Top 10 similar words or synonyms for bilabial_dental

glottal_plosive    0.945815

alveolar_postalveolar_palatal_velar    0.940293

affricate_fricative    0.930570

alveolar_velar    0.929961

post_alveolar_palatal    0.927976

velar_glottal_nasal_plosive    0.926064

labial_alveolar_palatal_velar    0.924783

labial_alveolar    0.924032

palatal_velar_uvular_glottal    0.923711

glottal_nasal    0.923579

Top 30 analogous words or synonyms for bilabial_dental
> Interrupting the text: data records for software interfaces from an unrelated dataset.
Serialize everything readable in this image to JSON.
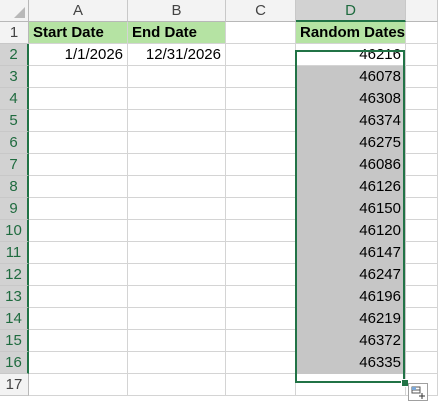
{
  "columns": [
    "A",
    "B",
    "C",
    "D"
  ],
  "rows": [
    "1",
    "2",
    "3",
    "4",
    "5",
    "6",
    "7",
    "8",
    "9",
    "10",
    "11",
    "12",
    "13",
    "14",
    "15",
    "16",
    "17"
  ],
  "headers": {
    "a1": "Start Date",
    "b1": "End Date",
    "d1": "Random Dates"
  },
  "values": {
    "start_date": "1/1/2026",
    "end_date": "12/31/2026"
  },
  "random_dates": [
    "46216",
    "46078",
    "46308",
    "46374",
    "46275",
    "46086",
    "46126",
    "46150",
    "46120",
    "46147",
    "46247",
    "46196",
    "46219",
    "46372",
    "46335"
  ],
  "colors": {
    "header_fill": "#b5e3a3",
    "selection_accent": "#217346",
    "selection_fill": "#c6c6c6"
  },
  "icons": {
    "quick_analysis": "quick-analysis-icon"
  }
}
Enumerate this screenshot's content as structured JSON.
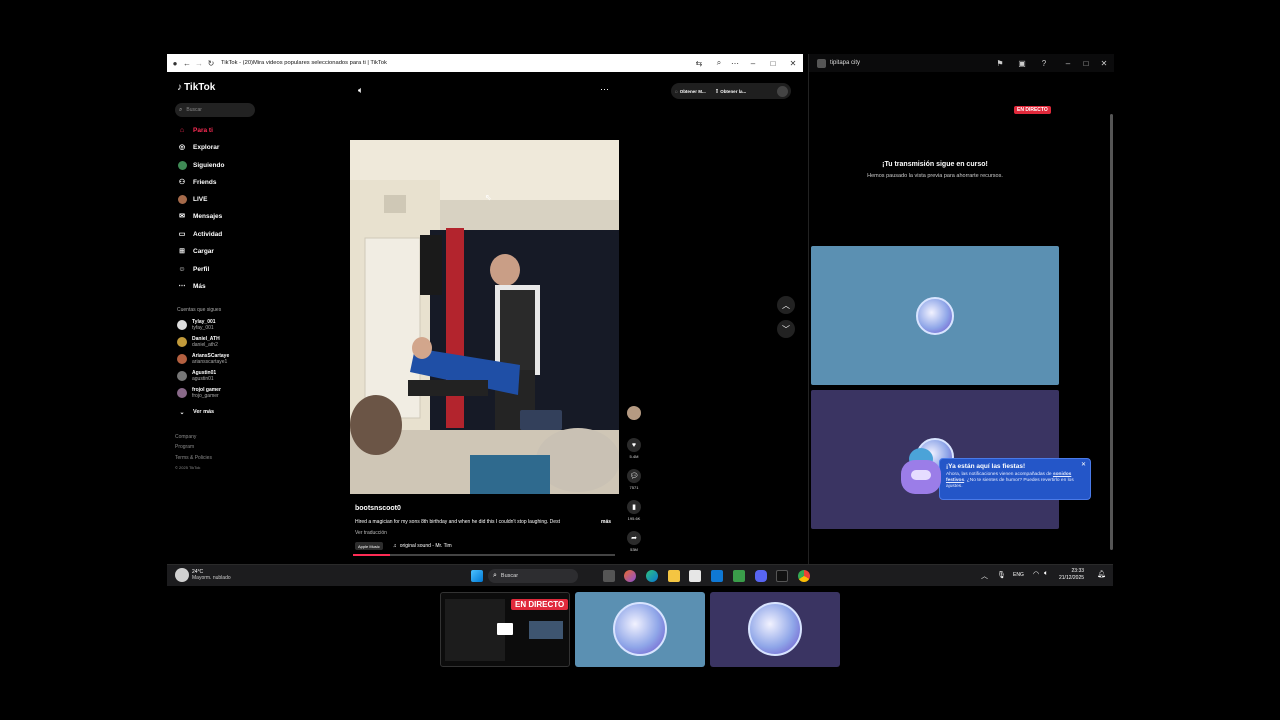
{
  "browser": {
    "tab_title": "TikTok - (20)Mira videos populares seleccionados para ti | TikTok"
  },
  "tiktok": {
    "logo": "TikTok",
    "search_placeholder": "Buscar",
    "nav": [
      "Para ti",
      "Explorar",
      "Siguiendo",
      "Friends",
      "LIVE",
      "Mensajes",
      "Actividad",
      "Cargar",
      "Perfil",
      "Más"
    ],
    "following_heading": "Cuentas que sigues",
    "accounts": [
      {
        "name": "Tylay_001",
        "handle": "tyfay_001"
      },
      {
        "name": "Daniel_ATH",
        "handle": "daniel_ath2"
      },
      {
        "name": "AriansSCartaye",
        "handle": "ariansscartaye1"
      },
      {
        "name": "Agustin01",
        "handle": "agustin01"
      },
      {
        "name": "frojol gamer",
        "handle": "frojo_gamer"
      }
    ],
    "see_more": "Ver más",
    "footer": [
      "Company",
      "Program",
      "Terms & Policies",
      "© 2025 TikTok"
    ],
    "top_buttons": [
      "Obtener M...",
      "Obtener la..."
    ],
    "video": {
      "author": "bootsnscoot0",
      "caption": "Hired a magician for my sons 8th birthday and when he did this I couldn't stop laughing. Dest",
      "more": "más",
      "translate": "Ver traducción",
      "music_badge": "Apple Music",
      "sound": "original sound - Mr. Tim",
      "likes": "5.4M",
      "comments": "7571",
      "saves": "195.6K",
      "shares": "53M"
    }
  },
  "discord": {
    "title": "tipitapa city",
    "live_badge": "EN DIRECTO",
    "stream_title": "¡Tu transmisión sigue en curso!",
    "stream_sub": "Hemos pausado la vista previa para ahorrarte recursos.",
    "toast_title": "¡Ya están aquí las fiestas!",
    "toast_body_1": "Ahora, las notificaciones vienen acompañadas de",
    "toast_body_bold": "sonidos festivos",
    "toast_body_2": ". ¿No te sientes de humor? Puedes revertirlo en los ajustes.",
    "colors": {
      "tile_top": "#5b90b2",
      "tile_bottom": "#3a3462",
      "toast": "#2456c8"
    }
  },
  "taskbar": {
    "weather_temp": "24°C",
    "weather_desc": "Mayorm. nublado",
    "search": "Buscar",
    "lang": "ENG",
    "time": "23:33",
    "date": "21/12/2025"
  },
  "thumbnails": {
    "live_badge": "EN DIRECTO"
  }
}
Article Example
Slack voice Javanese contrasts slack and stiff voiced bilabial, dental, retroflex, and velar stops.
Stiff voice Javanese contrasts stiff and slack voiced bilabial, dental, retroflex, and velar stops:
Taa language There are five click types: bilabial, dental, lateral, alveolar, and palatal. There are seventeen series, differing in phonation, manner, and complexity (what were traditionally considered uvular clicks, but that are now analyzed either as clusters or as airstream contours). These are perfectly normal consonants in Taa, and indeed are preferred over non-clicks in word-initial position.
Kathlamet language All of the Chinookan languages feature what Mithun (1999) describes as “rich consonant inventor(y) typical of [languages native to] the Northwest coast” and “elaborate phonological processes”. Kathlamet contains bilabial, dental, velar, and uvular stops p, t, k, q, and lateral and palatal affricatives χ, ts, Also lateral, dental, velar, uvular, and laryngeal fricatives, ɬ, tɬ, x, h and nasal m, n. Boas (1911b) reports that Kathlamet consonant clusters are defined by their position to the word initial, medial and final and the phonemic syllable initial and final. In sequences of consonant where a continuant occurs as nucleus, consonants following the nucleus are taken to appear the separate clusters, the nucleus in none.
ǂ’Amkoe language Like the Tuu languages, with which it was previously classified, ǂ’Amkoe has five click "types": bilabial, dental, alveolar, palatal, and lateral alveolar. There are 14 to 19 "accompaniments" (combinations of manner, phonation, and contour), depending on the speaker. As with non-clicks, the difference is in whether the speaker retains pre-voiced clicks like those found in the Ju languages and Taa. The result is 68 to 77 click consonants. (Theoretically, the numbers may be 70 and 95, as several clicks shown here were unattested in Gerlach 2012 but have since proven to be accidental gaps, and some or all of the gaps below are likely to be accidental as well. This is especially so considering that the pre-voiced clicks are attested from only a single speaker, for whom extensive data is not available, and that the delayed-aspirated series has not been reported from ǂHoan.) Gerlach (2015) finds the following inventory, considering N!aqriaxe and ǂHoan dialects: